* **Description of the task**:
Work out the number of lines in the listing that include the string "screenshot". Reply with that number alone.

* **Supplied records**:
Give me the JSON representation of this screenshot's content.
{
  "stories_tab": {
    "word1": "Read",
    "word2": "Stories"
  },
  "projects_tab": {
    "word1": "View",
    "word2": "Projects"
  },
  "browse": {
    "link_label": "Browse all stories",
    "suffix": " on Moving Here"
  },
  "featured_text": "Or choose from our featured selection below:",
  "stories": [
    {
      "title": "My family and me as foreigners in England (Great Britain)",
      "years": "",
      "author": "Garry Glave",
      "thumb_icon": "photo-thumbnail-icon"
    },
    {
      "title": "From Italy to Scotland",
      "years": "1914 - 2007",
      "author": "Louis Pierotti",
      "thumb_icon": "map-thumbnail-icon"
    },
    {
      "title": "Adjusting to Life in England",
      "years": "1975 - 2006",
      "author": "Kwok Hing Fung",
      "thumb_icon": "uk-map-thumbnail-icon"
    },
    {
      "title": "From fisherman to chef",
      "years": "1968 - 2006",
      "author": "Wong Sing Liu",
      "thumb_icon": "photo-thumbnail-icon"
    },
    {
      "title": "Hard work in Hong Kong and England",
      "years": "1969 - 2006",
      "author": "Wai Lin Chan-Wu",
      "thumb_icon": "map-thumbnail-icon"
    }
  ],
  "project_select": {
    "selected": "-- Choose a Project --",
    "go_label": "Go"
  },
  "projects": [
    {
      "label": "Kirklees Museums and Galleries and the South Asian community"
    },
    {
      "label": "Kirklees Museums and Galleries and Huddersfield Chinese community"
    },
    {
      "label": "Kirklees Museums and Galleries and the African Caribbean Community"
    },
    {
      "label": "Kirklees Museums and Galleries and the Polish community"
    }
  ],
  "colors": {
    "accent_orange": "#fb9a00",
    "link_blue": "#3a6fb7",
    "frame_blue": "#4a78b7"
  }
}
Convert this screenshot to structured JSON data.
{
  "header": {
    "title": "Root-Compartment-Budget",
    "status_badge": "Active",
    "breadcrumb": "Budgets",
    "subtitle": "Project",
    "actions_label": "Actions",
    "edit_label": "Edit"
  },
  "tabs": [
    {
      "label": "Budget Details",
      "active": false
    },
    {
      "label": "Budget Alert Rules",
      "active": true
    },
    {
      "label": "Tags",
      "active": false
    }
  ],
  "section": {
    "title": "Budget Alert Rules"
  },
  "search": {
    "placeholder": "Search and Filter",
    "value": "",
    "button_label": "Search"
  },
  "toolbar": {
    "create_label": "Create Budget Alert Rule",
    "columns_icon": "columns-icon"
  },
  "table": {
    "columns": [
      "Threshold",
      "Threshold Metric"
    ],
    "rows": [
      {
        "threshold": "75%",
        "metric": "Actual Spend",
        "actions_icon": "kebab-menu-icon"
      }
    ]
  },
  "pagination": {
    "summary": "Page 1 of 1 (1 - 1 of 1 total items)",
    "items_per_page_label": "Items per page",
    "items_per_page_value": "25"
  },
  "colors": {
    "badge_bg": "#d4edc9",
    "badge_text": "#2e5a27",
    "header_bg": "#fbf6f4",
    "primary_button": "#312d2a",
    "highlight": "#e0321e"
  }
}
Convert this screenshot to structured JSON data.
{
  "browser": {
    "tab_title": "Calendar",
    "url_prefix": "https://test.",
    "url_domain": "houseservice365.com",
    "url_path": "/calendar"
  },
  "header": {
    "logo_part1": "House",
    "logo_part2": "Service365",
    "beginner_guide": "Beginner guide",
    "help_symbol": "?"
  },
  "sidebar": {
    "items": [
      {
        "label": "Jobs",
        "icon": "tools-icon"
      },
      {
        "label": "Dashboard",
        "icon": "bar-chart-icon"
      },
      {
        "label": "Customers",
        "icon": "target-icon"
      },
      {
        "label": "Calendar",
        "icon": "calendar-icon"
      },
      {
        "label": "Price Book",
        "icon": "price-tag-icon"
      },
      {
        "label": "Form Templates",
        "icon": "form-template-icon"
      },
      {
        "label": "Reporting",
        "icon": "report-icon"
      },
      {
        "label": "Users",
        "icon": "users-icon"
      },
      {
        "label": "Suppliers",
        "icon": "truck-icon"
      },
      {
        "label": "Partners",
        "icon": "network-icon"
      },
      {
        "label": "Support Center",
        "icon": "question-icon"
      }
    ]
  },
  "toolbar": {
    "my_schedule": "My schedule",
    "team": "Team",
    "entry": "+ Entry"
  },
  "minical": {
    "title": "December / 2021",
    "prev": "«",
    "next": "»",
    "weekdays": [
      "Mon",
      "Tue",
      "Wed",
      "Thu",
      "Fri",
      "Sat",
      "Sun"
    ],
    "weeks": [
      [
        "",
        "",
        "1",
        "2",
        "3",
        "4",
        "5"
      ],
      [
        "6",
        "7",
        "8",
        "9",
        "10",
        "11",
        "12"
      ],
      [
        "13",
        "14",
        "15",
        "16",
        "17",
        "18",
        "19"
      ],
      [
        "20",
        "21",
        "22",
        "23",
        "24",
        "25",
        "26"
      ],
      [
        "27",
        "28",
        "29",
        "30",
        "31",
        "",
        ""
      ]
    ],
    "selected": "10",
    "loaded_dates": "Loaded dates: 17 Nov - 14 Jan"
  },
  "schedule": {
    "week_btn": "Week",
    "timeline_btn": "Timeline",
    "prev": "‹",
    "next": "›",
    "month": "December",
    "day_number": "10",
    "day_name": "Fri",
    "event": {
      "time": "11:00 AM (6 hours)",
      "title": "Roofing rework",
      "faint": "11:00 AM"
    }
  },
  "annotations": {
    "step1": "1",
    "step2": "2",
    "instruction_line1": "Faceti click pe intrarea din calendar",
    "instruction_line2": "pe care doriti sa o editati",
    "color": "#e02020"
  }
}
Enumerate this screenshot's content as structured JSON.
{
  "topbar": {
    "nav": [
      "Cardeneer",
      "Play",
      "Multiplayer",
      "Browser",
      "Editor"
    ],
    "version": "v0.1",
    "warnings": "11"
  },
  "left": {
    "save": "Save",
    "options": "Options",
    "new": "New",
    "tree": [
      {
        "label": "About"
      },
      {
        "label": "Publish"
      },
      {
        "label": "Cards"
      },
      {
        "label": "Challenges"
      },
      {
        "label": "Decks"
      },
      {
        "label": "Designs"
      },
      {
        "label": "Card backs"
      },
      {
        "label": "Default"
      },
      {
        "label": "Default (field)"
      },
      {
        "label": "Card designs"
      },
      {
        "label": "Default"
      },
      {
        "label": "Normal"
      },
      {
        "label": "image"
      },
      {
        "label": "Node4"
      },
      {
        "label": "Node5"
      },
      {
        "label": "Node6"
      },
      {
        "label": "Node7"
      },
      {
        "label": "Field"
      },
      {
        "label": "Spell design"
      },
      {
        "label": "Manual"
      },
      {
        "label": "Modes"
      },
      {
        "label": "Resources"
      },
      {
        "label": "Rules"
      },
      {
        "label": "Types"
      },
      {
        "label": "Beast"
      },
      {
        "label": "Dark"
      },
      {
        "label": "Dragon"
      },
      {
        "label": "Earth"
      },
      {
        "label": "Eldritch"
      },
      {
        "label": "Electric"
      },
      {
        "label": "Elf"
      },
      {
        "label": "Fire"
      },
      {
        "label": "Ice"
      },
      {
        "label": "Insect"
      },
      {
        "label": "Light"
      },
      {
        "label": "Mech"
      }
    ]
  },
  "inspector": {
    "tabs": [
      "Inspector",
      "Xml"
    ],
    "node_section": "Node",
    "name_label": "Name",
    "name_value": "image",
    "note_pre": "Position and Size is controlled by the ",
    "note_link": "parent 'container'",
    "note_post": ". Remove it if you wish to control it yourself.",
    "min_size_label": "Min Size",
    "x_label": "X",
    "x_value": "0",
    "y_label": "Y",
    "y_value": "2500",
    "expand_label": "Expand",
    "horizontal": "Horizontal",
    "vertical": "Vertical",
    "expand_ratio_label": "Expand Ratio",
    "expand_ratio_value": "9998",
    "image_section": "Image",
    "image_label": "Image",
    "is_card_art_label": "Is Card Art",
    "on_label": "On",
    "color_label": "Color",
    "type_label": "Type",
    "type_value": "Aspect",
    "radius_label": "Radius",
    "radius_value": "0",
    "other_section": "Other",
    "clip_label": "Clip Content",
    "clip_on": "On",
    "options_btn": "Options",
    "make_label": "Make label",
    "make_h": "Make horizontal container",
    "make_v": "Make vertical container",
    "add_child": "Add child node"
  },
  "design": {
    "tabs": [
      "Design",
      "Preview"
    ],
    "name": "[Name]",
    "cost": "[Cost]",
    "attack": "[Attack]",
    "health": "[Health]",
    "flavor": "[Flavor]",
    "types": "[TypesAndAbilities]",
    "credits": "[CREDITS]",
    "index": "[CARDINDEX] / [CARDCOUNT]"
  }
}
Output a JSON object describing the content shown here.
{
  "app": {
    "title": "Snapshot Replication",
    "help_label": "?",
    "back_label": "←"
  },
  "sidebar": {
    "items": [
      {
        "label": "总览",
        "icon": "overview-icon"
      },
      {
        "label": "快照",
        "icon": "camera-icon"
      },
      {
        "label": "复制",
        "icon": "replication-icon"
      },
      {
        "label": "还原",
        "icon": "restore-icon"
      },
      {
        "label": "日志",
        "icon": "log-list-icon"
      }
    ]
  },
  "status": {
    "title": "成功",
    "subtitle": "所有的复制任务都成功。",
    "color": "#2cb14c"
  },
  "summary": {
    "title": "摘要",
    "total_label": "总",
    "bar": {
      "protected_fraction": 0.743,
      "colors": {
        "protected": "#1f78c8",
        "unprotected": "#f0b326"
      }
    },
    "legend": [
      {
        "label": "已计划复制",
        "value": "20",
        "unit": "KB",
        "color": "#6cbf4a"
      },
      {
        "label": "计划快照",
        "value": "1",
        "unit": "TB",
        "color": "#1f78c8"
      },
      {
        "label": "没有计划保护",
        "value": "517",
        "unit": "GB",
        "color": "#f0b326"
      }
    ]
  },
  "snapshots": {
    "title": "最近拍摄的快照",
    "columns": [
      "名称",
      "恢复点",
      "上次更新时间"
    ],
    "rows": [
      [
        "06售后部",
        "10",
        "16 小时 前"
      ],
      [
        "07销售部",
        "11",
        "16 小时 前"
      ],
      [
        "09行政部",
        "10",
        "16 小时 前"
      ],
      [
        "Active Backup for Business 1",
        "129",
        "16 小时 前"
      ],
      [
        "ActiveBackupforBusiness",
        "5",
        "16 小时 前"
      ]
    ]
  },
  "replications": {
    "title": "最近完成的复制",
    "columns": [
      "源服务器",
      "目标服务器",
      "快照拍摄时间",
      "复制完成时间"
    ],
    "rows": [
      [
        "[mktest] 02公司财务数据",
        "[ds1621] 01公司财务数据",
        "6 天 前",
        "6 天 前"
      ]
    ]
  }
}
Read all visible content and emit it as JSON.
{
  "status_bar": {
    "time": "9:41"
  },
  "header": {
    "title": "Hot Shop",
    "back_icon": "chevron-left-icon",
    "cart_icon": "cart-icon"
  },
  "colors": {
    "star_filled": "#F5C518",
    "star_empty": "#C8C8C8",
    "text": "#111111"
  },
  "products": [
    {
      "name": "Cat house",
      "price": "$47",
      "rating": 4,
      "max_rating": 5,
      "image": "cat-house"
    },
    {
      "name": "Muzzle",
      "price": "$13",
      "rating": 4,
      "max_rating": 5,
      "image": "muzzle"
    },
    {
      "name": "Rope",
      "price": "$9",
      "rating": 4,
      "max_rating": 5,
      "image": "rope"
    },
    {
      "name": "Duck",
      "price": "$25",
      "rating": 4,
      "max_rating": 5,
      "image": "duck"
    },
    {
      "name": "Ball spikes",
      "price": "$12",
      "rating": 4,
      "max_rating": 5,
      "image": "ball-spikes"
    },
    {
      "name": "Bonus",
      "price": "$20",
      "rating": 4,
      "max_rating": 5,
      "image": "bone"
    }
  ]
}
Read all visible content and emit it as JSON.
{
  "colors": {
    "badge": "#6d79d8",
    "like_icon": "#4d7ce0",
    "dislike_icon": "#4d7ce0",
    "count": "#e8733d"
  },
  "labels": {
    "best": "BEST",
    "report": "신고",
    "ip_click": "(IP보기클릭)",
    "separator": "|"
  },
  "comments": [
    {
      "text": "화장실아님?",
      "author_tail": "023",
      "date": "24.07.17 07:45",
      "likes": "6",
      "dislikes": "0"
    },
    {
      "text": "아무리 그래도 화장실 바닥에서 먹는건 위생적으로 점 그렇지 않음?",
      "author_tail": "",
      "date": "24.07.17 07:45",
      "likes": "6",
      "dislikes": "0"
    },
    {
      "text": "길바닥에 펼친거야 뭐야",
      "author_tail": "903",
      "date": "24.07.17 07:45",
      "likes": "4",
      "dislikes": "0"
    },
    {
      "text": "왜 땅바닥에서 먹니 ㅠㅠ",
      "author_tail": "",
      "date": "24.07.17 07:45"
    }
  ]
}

* **Answer**:
4